WHAT YOU HAVE TO DO — Wherever the string "save" shows up in the data below, copy the whole line.

Component data from apps and pages —

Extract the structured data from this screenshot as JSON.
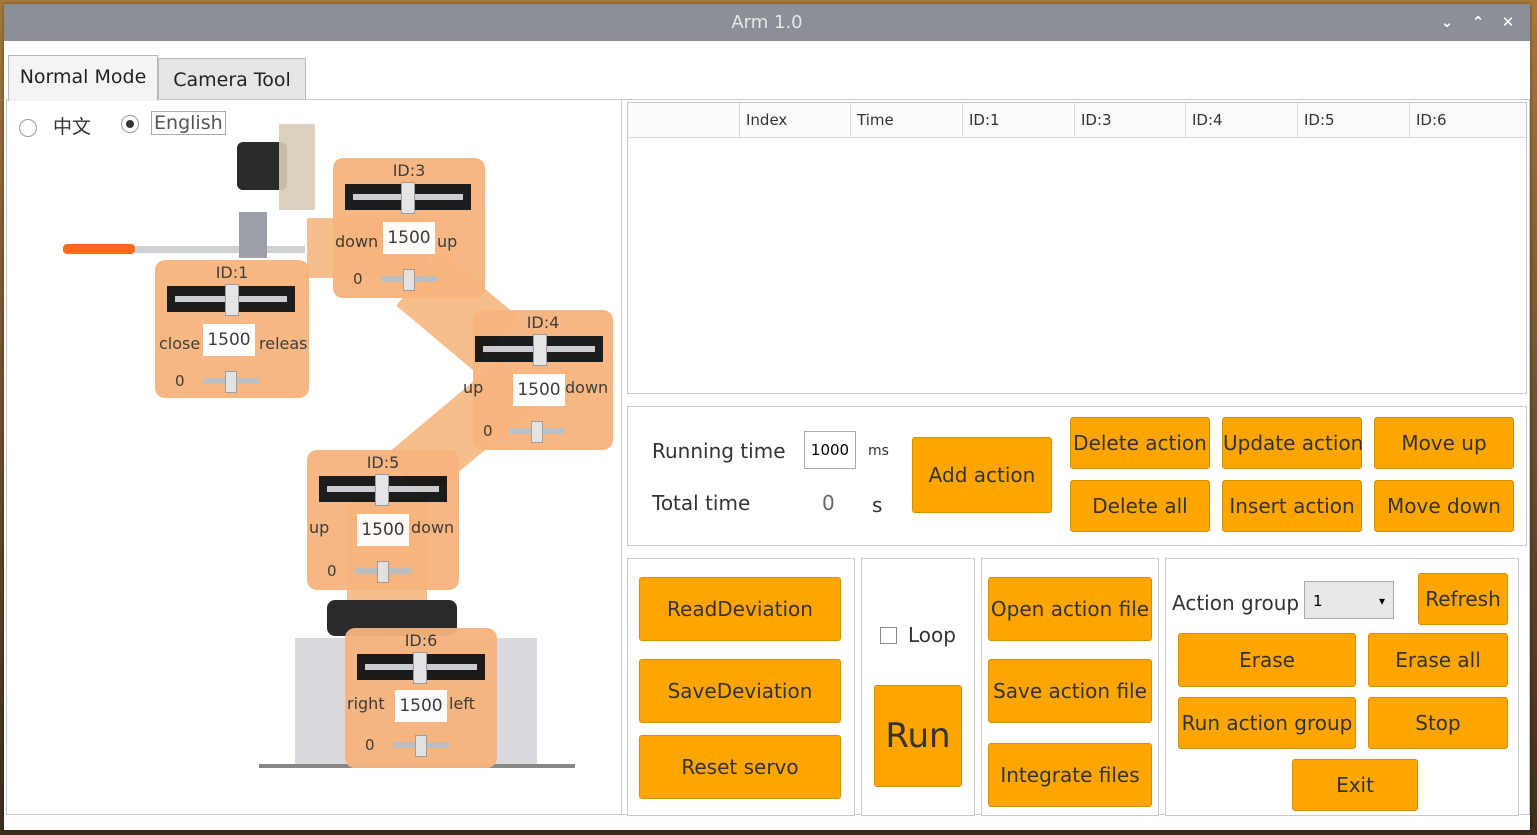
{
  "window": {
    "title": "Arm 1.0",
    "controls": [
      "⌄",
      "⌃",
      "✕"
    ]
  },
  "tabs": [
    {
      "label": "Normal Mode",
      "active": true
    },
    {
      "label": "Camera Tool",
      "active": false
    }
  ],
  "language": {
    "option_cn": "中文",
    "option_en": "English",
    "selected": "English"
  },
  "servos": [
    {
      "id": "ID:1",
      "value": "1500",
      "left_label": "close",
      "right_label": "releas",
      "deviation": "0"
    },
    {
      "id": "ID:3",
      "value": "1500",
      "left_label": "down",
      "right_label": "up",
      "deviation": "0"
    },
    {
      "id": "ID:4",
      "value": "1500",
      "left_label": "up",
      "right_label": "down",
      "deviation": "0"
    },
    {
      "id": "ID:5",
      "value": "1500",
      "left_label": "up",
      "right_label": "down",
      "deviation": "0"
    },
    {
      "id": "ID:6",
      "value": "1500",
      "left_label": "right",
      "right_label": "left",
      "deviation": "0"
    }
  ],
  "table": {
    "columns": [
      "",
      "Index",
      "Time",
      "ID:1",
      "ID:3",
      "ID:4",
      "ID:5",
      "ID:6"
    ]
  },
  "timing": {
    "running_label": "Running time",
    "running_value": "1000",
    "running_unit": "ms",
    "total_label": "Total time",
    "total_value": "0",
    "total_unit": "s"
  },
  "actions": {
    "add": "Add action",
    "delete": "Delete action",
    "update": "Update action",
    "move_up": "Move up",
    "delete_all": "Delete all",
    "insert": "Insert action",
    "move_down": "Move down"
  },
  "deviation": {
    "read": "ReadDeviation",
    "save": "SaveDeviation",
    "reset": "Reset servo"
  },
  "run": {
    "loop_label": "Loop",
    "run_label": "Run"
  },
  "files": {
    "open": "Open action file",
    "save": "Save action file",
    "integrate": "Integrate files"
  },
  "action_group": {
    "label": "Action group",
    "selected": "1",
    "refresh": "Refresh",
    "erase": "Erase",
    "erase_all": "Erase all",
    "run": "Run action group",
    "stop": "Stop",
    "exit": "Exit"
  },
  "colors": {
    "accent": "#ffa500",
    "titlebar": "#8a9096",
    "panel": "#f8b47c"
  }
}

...

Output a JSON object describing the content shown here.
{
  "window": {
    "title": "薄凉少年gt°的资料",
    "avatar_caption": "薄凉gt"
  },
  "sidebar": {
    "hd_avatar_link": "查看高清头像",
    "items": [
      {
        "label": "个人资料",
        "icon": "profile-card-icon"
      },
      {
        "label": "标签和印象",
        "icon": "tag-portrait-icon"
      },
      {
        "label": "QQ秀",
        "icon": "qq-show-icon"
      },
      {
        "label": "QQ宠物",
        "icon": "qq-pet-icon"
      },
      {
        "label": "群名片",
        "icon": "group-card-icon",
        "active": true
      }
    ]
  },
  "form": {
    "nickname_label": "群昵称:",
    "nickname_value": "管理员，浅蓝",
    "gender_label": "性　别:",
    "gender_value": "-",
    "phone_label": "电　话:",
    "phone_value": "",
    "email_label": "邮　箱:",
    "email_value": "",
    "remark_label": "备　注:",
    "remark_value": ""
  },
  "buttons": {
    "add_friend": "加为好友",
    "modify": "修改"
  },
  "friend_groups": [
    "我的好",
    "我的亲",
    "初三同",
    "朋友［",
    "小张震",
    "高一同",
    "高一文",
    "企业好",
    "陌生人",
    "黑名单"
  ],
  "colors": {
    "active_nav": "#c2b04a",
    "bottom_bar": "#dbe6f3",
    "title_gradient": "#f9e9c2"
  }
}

RESULT OF THIS EXERCISE —
    "save": "SaveDeviation",
    "save": "Save action file",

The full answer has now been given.